SOUTH AFRICA - Livestock producers across SA are paying up to R1,000/ton more for feed than last year because of the drought, says Agri Western Cape.
The drought had resulted in fodder becoming scarce, so producers now had to pay more for animal feed, the farmers’ representative body said on Tuesday. The producers who could no longer afford to buy feed had begun to sell their animals at below-average prices to already crowded feedlots.
SA is facing its worst drought since 1992, which has caused a decline in farming output and could lead to food price increases. The national government has already declared KwaZulu-Natal, Mpumalanga, North West, Limpopo and Free State drought disaster areas.
In November the Western Cape provincial cabinet formally requested national government to declare the province a drought disaster area.
The agricultural sector, which is one of the Western Cape’s most important sectors, has been the hardest hit by the water shortages as farmers battle to harvest crops or feed livestock.
Agri Western Cape CE Carl Opperman said on Tuesday both commercial and emerging agriculture in the Western Cape were suffering from the serious drought crisis that needed to be managed.
"Grain producers have already suffered huge losses and the crisis is spreading to our livestock producers.
The shortage of fodder is not only affecting our red meat producers, but is also putting the dairy and wool industries under severe pressure.

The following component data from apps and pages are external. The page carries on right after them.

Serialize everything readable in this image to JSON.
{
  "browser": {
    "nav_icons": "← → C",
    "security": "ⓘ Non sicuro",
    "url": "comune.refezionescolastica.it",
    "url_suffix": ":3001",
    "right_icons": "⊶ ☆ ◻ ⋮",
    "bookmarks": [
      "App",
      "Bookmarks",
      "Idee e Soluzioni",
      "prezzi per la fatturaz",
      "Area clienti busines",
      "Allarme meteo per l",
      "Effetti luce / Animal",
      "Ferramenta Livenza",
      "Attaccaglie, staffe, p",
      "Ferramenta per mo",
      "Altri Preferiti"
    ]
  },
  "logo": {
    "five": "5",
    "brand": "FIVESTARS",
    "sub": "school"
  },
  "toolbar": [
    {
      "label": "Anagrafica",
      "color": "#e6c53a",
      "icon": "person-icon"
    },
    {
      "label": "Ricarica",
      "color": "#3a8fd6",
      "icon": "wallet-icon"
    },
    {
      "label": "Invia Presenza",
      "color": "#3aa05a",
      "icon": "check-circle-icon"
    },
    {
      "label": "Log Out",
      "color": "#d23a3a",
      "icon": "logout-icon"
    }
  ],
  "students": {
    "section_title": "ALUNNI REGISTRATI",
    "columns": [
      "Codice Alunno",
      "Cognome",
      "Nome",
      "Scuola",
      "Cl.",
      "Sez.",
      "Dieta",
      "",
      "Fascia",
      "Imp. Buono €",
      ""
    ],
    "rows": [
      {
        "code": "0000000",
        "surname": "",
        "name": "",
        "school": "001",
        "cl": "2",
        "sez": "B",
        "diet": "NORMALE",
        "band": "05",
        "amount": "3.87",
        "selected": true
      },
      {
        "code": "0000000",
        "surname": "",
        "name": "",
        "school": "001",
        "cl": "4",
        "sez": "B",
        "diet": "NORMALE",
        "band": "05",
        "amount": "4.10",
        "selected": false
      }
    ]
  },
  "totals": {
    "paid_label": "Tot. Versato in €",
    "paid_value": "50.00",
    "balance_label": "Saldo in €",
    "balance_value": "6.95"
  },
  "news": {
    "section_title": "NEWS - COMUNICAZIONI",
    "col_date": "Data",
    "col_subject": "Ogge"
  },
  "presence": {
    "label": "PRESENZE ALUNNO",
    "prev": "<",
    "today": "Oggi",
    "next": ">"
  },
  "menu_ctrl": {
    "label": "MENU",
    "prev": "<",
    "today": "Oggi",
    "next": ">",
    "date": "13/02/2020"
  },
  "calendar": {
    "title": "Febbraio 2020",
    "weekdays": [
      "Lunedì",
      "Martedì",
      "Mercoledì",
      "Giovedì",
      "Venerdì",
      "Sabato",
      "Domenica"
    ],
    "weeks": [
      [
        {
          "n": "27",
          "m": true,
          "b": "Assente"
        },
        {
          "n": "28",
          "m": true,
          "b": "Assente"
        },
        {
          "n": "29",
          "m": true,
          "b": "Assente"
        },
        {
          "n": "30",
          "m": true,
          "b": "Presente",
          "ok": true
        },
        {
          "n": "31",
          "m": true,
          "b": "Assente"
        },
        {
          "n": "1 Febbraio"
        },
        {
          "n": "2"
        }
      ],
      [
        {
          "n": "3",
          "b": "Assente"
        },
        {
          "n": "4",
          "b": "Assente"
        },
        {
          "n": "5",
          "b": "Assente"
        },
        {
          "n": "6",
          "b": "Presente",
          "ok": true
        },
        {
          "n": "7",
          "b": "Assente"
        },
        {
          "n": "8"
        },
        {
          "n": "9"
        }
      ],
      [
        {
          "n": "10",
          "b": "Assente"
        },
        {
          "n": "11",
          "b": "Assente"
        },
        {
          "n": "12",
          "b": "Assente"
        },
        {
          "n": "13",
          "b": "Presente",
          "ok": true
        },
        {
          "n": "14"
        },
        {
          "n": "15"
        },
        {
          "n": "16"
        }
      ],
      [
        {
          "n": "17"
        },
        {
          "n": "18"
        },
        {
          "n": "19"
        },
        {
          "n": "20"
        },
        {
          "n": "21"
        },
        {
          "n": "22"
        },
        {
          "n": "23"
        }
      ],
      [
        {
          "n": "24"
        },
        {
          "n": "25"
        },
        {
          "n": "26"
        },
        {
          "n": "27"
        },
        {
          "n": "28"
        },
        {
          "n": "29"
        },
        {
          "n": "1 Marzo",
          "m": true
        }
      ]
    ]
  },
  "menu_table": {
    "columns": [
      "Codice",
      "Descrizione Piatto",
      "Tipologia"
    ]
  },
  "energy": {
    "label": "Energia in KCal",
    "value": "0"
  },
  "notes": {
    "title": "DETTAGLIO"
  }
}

If the Karoo doesn’t get good rainfall soon, producers there too will have problems to meet their feeding needs," he said.
Producers in the Western Cape contributed about 120 tonnes of feed to Agri Western Cape’s drought relief initiative to be distributed to livestock producers in the province that are experiencing severe grazing shortages after the winter’s below-average rainfall.
Loads of lucerne, barley, chaff and wheat straw donated by producers in the southern Cape and the Cape Metropole are being distributed to producers in the West Coast and Sandveld regions where available pasture dried up six weeks ago.
Donations of feed from the southern Cape were also distributed to livestock producers in the rest of the country.
Livestock producers in the Swartland said the available grazing in their region would only sustain them until the end of this year. From January they would also have to purchase feed or sell their animals.
Mr Opperman paid tribute to producers who had contributed feed, saying the contributions showed how producers could assist each other in times of need.
Economic opportunities MEC Alan Winde said in November that if the national government approved the provincial cabinet’s request to declare the Western Cape a disaster area, farmers would be asked to lodge applications for assistance.
"Any assistance provided will be based on strict criteria," said Mr Winde.
Minister of Agriculture, Forestry and Fisheries Senzeni Zokwana said in November that the department would be providing R2.6m to assist farmers affected by the drought.